Local mom, Jenny Castle, shares an unfortunate experience at her children’s tennis clinic- and the lesson she learned from it! Jenny is the mother of three beautiful children and keeps herself busy with PTSA, catching up with friends in the carpool line, and driving her children to endless after-school activities. Thank you Jenny Castle for guest writing for SMB!
What would you do?
That’s the question posed on the infamous TV show of the same name. “What Would You Do?” challenges unsuspecting, regular, ordinary people who have been placed in uncomfortable situations and forces them to decide to intervene in a situation or not. I often watch the show and automatically just know that I would step to the plate and defend some poor abused waiter, correct an overbearing mother, or throw myself into defending some meek person being heckled.
But would I really?
It is easy to sit in the comfort of your home, lounging in your PJs, Cheetos in hand and lecturing the TV screen with such eloquent words! But would I really be able to listen to my gut in a real life situation?
Well, that was the question was posed to me as my daughters and I waited for their tennis lesson to begin Friday evening. Kids of all ages gathered at tables, gossiping about school and what the weekend would bring. My 7 and 5 year olds listened to all the commotion around them. They were enamored by the older kids (tween age girls and boys). Whether saying hello to them or complimenting them on their hair or outfits, my girls were beginning to look up to the older kids and enjoy the attention. As the “tween age” group settled at a table they seemed to forget that younger age children and adults were among those tables too.
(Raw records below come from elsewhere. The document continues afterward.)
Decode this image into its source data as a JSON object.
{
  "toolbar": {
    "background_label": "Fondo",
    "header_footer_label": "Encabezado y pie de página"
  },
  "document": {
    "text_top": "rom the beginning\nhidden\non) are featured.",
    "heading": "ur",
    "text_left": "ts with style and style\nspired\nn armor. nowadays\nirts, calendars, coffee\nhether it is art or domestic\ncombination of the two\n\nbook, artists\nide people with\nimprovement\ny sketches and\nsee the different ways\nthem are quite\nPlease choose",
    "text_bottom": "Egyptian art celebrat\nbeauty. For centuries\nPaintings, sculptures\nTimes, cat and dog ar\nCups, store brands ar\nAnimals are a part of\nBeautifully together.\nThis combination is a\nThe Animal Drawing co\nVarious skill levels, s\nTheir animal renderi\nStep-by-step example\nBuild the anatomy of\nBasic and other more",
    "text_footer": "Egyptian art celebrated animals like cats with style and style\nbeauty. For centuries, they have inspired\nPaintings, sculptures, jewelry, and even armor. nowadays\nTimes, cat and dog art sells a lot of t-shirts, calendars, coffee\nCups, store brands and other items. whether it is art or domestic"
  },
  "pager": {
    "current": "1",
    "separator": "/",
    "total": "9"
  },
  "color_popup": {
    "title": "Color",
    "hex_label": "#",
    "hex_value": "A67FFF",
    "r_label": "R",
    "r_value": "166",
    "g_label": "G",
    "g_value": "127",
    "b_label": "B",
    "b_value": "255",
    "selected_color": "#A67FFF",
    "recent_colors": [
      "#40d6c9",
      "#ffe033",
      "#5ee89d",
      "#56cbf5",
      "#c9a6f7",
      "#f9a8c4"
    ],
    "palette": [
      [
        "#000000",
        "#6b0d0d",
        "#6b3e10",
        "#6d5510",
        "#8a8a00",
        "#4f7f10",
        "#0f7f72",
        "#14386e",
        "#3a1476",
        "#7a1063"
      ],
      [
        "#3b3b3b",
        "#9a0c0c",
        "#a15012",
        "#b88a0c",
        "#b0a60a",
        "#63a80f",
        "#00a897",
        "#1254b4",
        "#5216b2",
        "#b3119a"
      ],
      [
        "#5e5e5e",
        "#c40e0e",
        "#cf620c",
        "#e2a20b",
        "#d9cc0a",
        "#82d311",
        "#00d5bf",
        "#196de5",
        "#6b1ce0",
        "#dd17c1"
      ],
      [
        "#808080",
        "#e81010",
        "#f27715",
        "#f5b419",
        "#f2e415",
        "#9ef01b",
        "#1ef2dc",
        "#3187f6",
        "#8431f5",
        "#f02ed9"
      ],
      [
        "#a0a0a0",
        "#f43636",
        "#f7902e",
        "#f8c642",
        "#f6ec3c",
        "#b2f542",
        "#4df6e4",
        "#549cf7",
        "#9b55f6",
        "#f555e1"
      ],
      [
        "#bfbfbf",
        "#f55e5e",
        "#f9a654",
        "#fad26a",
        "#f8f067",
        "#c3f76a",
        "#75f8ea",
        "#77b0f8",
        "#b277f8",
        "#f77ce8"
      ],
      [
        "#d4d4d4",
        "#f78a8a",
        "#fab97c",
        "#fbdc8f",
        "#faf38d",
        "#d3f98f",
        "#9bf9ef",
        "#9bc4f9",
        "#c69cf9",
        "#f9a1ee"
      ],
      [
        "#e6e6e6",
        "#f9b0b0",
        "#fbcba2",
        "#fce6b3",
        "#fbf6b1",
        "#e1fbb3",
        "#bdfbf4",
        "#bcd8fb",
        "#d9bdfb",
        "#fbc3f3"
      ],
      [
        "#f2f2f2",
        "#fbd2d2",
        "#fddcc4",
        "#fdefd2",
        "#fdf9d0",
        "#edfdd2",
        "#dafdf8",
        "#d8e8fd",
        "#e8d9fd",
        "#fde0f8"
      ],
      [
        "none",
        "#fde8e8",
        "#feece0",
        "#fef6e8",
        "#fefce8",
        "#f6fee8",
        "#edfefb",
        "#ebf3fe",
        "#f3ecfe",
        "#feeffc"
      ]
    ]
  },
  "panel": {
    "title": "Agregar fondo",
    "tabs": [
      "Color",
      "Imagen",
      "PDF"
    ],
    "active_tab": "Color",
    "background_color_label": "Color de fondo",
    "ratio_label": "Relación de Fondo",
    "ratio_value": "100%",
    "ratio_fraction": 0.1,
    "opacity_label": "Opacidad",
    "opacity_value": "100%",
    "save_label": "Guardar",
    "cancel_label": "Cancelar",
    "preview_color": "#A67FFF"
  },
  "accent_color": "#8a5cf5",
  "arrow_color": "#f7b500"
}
That is when it happened…the “F” word.
The word that brings the power of all bad words together into one awful “4 letter word”! The first time I heard it I raised my head up, surprised at how loud and bold the word traveled to all the tables. My gut began to tighten, but then relax, as my girls were oblivious to what had happen and continued to argue over some trivial drama! But then it happened again…and this time my 7 year old’s head raised high, eyes bulged out, and began to dart side to side. She had heard the word, knew it was bad, and pure panic had set in. She leaned in close and said “Mommy, did you hear that?”
Now my gut twisted up in a knot. We had just discussed with her that this word was unacceptable, even if other peers were casually using it on occasion. We had explained individuals who used this word lacked manners, were looking for attention, and would be judged as rude boys or girls. Her voice said it all…she was looking to me for guidance. Pressure building I looked at the other three adults in the surrounding area. All were glancing at each other knowingly…then the worse thing happened…that word was spoken again! Two women went back to texting on their phones, happy to avoid any confrontation. The only man quickly walked away. I was alone. My child’s eyes even wider with awe!
I decided then, these tweens needed some parent to step up and say something. I casually walked to the table. I used my manners and politely said, “Excuse me. My daughters look up to all of you at this table. They are 5 and 7. I believe your parents would be proud to know that a simple “hello” from you makes them smile. But I do not think they would be proud of the language you are using. It is not acceptable in this situation. As a matter of respect to the adults, the younger children, and above all YOURSELVES please refrain from using “bad words”, I know your parents would be expecting this of you. “
I turned and walked away.
I did it! I actually followed my gut…even when other adults shut down and walked away….I set an example for my girls!
As soon as the lessons began…ALL of those adults who were witness to the situation approached me and thanked me for what I did. I felt great!
Bring on the cameras; I am ready for the show! But I just wonder, and have to ask… What would you do??